One of my favorite examples of Domain-Specific Languages is a simple OpenGL library that I wrote some time ago for composing 3D graphics in F#. You can see it in my NDC 2014 talk Domain Specific Languages, the functional way and I also used it for Solving Puzzles with F# earlier on this blog.
The nice thing about the library is that it is very simple, but is rich enough to demonstrate all the important concepts. In fact, the library is so easy to use that even 8 years old can do a talk about it. So, if you're spending Christmas with your family, perhaps you can go through this article with your children!
Tuesday, 27 May 2014, 3:41 PM
As Howard Mansell already announced we have officially released the '1.0' version of Deedle. In this blog post, I'll have a quick look at a couple of new features in Deedle. Howard's announcement has a more detailed list, but I just want to give a couple of examples and briefly comment on performance improvemens we did.
Tuesday, 20 May 2014, 1:47 PM

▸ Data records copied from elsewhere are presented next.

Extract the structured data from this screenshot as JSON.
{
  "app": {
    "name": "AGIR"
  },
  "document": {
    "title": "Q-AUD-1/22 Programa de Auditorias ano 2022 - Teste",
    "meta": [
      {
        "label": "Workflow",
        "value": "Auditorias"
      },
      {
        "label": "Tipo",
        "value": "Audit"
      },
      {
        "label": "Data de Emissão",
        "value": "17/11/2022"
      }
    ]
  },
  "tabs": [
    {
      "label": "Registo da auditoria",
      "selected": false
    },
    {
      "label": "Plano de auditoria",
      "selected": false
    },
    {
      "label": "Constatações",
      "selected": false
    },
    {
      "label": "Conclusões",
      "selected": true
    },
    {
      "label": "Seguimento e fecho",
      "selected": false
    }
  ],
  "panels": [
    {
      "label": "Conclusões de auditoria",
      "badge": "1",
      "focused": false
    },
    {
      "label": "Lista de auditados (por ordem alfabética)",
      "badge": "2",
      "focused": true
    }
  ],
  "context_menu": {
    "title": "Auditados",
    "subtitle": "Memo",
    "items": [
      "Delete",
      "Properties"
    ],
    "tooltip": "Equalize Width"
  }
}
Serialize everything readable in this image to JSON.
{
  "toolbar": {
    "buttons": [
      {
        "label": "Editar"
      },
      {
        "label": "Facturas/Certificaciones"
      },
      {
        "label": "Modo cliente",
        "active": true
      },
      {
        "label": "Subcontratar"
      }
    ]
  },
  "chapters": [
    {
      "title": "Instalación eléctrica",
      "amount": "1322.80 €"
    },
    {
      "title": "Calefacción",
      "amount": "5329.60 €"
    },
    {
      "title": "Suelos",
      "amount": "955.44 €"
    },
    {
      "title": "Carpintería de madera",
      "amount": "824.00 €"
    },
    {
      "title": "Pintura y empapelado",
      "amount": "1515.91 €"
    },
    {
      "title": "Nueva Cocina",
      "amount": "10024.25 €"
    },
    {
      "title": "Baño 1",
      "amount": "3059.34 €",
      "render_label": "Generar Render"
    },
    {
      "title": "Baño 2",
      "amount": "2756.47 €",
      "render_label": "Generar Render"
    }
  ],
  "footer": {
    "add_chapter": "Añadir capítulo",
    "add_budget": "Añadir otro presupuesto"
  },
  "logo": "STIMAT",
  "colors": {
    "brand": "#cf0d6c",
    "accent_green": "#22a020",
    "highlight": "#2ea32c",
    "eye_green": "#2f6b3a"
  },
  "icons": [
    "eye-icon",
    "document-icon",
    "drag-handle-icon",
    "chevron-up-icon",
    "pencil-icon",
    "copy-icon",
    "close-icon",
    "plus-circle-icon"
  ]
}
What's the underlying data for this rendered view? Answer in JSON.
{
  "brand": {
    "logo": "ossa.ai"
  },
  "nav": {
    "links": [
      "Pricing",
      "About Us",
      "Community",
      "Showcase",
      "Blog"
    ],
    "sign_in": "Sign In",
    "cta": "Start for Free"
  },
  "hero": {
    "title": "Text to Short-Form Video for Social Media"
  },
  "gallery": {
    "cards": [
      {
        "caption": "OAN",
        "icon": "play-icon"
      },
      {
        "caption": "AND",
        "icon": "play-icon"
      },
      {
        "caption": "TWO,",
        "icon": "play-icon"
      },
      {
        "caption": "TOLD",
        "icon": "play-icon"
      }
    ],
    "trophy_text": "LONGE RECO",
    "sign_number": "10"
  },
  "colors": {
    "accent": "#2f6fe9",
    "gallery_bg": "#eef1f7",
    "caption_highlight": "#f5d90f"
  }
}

If you are following me or the #fsharp hashtag on Twitter,you might have already come across a link to fsharpWorks or one of theupcoming F# events organized by fsharpWorks. So, what is fsharpWorks and what are we planningfor you?
Tuesday, 13 May 2014, 3:41 PM
Most discussions about monads, even in F#, start by looking at the well-known monads for handling state (reader, writer and state). In a recent paper, Danel Ahman and Tarmo Uustalu revisit these and build a nicer abstraction called update monads. I implemented the idea in F# and I find that update monads are an excellent fit for F# computation expressions!
Thursday, 10 April 2014, 5:16 PM
This article looks at programming language research from the perspective of philosophy of science. We look at classic theories such as Popper's falsificationism and Feyerabend's theoretical anarchism and then look what can programming language research learn from the history.